### PROMPT
Within this material, how many lines have the string "modified" in them? The answer is a number, with nothing added.

### MATERIAL SHOWN
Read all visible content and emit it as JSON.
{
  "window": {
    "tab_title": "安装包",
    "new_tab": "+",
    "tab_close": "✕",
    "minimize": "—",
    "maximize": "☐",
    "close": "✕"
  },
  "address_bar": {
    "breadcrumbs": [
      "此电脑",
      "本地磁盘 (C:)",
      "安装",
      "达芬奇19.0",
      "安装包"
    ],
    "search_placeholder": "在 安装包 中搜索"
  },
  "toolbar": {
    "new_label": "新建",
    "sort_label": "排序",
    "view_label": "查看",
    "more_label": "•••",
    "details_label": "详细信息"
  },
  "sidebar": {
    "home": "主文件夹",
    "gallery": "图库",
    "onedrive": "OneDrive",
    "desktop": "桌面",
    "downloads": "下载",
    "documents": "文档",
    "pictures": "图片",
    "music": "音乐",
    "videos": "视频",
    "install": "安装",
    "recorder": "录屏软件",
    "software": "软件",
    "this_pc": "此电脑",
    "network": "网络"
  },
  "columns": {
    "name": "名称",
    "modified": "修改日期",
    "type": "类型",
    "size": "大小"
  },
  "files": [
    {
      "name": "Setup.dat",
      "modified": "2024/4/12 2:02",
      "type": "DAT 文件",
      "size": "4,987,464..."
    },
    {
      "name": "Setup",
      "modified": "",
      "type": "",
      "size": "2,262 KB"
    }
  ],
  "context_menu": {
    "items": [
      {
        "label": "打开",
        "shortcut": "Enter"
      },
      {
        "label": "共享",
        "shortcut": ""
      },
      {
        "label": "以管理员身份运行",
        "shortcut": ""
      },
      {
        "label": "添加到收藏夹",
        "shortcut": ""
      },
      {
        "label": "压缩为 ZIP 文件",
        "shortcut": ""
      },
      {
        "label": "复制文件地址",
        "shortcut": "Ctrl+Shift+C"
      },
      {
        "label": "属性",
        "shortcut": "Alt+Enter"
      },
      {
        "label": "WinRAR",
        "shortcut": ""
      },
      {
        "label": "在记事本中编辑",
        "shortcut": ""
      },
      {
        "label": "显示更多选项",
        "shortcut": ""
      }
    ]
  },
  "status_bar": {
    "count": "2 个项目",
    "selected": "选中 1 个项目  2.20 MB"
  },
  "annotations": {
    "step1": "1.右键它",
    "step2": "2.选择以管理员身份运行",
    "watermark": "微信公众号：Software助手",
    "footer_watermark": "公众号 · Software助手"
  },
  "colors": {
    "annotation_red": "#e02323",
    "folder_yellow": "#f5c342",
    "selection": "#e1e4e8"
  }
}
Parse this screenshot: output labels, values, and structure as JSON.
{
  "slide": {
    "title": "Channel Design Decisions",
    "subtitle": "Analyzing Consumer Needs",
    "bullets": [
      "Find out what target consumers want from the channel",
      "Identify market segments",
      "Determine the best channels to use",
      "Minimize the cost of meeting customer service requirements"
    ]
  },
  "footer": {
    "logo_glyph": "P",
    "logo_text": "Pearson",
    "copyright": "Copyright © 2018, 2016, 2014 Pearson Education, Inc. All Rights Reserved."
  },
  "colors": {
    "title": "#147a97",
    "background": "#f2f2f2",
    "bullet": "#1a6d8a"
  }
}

### RESULT OF THE TASK
3